The City

A Travel Guide to Warsaw, Poland

From gothic cathedrals and neo-classical monuments to stark Soviet-era buildings and contemporary skyscrapers, a journey through Poland’s capital Warsaw illustrates the captivating and at times harrowing history that this city has experienced and endured. Rebuilding and reinventing itself since the wide scale destruction of World War II, Warsaw is known by many as the ‘Phoenix City’. Having quite literally risen from its ashes, today the city is an ideal holiday destination for those seeking a combination of fascinating history, intriguing architecture, lush green spaces and culinary delights. Our city guide to Warsaw takes you to the best places to stay, eat and see to ensure that you make the very most of your time in this sprawling capital.


Where to Stay in Warsaw: Le Bristol Hotel

First opened in 1901 Le Bristol Hotel in Warsaw is known as one of, if not the city’s best hotel and for good reason. From its ideal location (a short walk from some of the city’s most significant historical attractions such as the Old Town and the Presidential Palace) to its spectacular neo-classical architecture and design, everything about the hotel is steeped in the city’s extraordinary past. Boasting refined and retro rooms and impeccable service, the five-star hotel epitomises old-school style and glamour, and has been frequented by notable guests such as Sophia Loren, Ray Charles, Marlene Dietrich and the Dalai Lama to name a few. Even if you choose not to stay here during your visit to Warsaw, we must recommend an afternoon at the legendary Café Bristol in the hotel’s lobby where you can enjoy traditional coffee and cake while people watching along the famed Royal Route.

Best Hotels in Warsaw

Vienna House: A modern industrial-chic hotel located in the burgeoning business district.

Raffles: A historical hotel housed in a grand neo-classical palace in the heart of Warsaw.


Where to Eat in Warsaw: Zorza

Poland may not often be found at the top of foodies' lists, but Warsaw offers a huge variety of eateries ranging from swanky traditional restaurants to trendy street-food stalls and cafés. One destination that is really making its mark as a favourite for both visitors and locals is Zorza located on the the popular Żurawia Street. Combining a laid-back approach with slick brass-accented interiors, the restaurant focuses on using seasonal ingredients sourced from local Polish suppliers to create its exciting international menu. Here you can expect to enjoy exciting and flavourful dishes such as the spicy Malaysian chicken laksa, black pudding in tempura and creamy pearl barley risotto.
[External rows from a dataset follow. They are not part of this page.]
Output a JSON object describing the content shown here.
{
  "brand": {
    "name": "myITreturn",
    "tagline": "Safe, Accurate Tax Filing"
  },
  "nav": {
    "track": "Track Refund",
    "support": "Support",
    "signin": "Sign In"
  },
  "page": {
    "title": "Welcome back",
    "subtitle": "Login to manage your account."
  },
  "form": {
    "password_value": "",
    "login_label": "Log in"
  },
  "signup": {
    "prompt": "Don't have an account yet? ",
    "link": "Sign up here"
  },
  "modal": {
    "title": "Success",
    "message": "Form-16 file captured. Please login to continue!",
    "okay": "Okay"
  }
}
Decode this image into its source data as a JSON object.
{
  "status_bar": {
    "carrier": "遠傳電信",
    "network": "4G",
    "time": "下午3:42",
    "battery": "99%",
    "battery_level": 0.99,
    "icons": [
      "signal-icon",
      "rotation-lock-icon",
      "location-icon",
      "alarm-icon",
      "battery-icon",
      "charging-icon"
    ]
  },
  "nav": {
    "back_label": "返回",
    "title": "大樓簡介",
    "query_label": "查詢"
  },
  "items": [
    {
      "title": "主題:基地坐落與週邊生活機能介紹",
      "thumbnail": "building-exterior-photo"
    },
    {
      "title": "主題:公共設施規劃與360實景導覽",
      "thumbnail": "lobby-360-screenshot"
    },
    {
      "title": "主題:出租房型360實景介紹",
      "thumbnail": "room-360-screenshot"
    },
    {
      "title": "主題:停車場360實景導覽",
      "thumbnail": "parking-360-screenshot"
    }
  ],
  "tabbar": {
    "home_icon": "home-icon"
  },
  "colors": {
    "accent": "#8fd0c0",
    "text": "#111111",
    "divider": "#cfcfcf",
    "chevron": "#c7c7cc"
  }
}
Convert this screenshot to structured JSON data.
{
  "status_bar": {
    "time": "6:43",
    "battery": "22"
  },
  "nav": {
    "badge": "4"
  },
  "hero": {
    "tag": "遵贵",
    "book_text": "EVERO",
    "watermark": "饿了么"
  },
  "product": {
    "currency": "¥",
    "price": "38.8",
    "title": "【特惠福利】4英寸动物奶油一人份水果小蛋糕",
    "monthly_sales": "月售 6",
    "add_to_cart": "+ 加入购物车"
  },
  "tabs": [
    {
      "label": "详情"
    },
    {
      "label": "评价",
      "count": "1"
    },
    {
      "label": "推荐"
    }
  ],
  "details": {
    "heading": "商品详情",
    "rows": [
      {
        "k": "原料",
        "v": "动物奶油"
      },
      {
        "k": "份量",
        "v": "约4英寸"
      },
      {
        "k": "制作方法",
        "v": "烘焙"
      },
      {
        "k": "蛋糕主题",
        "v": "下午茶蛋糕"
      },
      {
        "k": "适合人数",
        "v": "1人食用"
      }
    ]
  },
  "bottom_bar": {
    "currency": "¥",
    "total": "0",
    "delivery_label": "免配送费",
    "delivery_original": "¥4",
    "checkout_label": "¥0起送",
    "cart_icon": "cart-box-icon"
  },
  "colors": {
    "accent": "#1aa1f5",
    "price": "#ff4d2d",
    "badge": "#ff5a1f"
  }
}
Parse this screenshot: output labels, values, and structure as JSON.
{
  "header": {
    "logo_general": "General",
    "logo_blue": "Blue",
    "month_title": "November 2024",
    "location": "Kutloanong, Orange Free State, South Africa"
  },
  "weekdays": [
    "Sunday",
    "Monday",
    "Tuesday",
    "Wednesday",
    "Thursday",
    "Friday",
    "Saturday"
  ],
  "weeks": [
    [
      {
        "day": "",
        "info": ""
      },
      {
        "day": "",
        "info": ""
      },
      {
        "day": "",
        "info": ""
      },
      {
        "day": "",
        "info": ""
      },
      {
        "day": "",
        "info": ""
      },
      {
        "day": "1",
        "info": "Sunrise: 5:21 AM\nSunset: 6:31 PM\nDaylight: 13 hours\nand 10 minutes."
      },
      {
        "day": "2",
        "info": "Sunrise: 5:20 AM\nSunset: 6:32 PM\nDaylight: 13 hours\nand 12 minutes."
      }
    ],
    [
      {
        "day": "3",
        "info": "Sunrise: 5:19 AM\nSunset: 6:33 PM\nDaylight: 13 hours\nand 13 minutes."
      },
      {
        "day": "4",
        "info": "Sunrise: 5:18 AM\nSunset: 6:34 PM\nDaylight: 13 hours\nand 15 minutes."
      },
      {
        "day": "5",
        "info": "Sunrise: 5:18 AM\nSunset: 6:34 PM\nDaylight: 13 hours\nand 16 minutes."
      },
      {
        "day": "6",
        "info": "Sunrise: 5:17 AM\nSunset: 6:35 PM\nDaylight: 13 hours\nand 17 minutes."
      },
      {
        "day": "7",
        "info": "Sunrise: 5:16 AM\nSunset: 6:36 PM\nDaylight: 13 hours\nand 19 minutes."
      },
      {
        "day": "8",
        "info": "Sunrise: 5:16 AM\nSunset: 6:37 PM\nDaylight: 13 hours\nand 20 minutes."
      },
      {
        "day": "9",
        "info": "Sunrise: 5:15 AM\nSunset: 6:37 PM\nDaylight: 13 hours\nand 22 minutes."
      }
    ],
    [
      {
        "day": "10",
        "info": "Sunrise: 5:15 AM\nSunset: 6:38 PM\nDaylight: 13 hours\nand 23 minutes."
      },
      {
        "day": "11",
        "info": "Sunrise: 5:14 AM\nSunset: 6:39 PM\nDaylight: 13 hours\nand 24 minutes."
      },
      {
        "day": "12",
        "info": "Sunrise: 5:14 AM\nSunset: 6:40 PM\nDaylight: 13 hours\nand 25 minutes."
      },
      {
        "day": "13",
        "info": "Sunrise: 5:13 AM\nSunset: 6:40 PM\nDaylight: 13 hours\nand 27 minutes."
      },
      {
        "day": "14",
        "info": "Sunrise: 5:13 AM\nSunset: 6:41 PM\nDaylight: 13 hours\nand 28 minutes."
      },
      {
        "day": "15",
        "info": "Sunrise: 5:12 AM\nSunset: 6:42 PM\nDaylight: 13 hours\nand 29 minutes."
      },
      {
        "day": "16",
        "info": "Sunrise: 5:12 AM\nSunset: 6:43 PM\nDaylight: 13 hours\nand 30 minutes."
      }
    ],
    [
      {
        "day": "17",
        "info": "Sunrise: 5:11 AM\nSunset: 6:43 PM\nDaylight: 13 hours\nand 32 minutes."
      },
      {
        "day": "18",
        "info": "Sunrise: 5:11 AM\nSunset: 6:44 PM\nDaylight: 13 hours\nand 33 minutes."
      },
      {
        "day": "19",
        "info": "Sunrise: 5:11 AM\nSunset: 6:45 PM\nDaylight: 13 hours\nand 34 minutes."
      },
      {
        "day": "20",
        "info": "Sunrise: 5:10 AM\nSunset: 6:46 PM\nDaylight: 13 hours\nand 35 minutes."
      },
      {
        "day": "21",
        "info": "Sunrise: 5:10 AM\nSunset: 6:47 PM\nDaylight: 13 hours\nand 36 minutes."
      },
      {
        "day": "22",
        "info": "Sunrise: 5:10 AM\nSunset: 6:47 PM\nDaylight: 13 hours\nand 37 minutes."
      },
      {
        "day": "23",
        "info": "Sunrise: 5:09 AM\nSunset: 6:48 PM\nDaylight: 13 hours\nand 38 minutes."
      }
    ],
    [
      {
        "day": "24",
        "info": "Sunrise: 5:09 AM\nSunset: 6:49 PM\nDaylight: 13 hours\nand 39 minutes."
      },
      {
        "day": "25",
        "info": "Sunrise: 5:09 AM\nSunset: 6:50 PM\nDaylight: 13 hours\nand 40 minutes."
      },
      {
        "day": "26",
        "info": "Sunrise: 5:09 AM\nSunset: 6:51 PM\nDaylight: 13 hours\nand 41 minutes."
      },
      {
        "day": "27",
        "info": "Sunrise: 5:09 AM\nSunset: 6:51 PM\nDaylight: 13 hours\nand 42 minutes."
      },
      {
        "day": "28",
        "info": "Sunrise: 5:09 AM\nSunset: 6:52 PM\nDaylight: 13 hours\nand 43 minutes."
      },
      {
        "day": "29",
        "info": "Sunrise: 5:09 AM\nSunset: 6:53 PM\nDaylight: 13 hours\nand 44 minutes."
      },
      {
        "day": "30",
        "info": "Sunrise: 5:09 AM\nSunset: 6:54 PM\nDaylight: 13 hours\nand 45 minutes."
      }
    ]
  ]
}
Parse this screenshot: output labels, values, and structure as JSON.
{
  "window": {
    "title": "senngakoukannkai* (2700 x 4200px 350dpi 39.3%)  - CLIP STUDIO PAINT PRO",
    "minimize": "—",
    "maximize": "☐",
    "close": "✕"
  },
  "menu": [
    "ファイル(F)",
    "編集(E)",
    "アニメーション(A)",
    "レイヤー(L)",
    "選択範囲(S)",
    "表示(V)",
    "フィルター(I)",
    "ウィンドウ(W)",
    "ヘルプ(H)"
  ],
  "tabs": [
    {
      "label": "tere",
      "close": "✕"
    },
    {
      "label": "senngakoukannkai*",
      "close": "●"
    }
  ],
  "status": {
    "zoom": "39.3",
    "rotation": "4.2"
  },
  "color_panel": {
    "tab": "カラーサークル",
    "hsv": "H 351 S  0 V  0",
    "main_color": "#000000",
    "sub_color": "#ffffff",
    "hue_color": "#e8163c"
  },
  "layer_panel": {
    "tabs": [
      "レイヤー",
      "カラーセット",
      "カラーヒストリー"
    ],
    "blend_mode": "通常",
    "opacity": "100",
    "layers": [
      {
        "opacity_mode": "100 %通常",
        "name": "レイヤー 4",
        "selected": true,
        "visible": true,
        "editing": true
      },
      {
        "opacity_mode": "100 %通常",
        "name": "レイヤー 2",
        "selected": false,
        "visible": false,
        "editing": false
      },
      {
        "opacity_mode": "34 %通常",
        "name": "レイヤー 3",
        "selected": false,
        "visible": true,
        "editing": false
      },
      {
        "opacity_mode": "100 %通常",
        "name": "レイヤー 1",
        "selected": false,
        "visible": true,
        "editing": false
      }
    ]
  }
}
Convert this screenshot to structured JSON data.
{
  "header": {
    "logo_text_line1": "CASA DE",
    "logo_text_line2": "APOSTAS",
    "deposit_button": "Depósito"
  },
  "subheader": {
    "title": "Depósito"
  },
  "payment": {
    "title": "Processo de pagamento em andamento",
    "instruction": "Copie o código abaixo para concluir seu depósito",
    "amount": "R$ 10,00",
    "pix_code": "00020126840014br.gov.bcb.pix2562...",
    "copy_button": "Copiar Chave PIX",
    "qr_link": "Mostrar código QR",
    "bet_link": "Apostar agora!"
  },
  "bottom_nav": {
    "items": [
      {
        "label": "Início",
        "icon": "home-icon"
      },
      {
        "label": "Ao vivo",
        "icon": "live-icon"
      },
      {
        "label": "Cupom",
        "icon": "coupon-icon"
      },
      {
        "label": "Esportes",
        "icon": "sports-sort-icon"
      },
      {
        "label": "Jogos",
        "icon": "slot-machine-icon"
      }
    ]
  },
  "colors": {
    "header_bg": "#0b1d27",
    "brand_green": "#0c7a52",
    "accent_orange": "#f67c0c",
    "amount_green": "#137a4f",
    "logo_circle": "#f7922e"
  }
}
This city has definitely evolved far beyond the meat, potatoes and cabbage diet of its past, although rich traditional recipes are still plentiful.

Best Restaurants in Warsaw

Hala Koszyki: A former marketplace now transformed into a shopping and eatery complex housing 18 unique concept restaurants.

U Fukiera: One of the oldest and most famous restaurants in the city serving traditional Polish dishes in a romantic candle-lit setting.

Tsarina: Founded by the owners of U Fukiera, this fine dining restaurant is set across several ambient cellar rooms and takes you back to the city's aristocratic days.


What to do in Warsaw: Praga District

One of the few regions in Warsaw that was relatively untouched by the destruction of World War II, the Praga district is considered to be the ‘artistic’ neighbourhood and one of the most ‘authentic’. An edgy area of the city, until recently this district was considered to be off limits to tourists due to its grittiness but today, the region enjoys a newfound appreciation for its avant-garde and artistic flair. While Praga is best known for the Museum of Warsaw and historical temples, the real gems here are the spaces that showcase the area’s vibrant counter-culture history such as the Soho Factory, a cultural venue housing food stalls, design boutiques and of course, the Neon Museum which exhibits a large collection of neon signs from the communist era.

Best Things To Do in Warsaw

Museum Wodki: A small and engaging museum tracing the history of vodka in the country. Of course, vodka tastings are also on offer!

Copernicus Science Centre: Fantastic for anyone travelling with children, this is the largest science museum in Poland and showcases several educational and interactive exhibitions.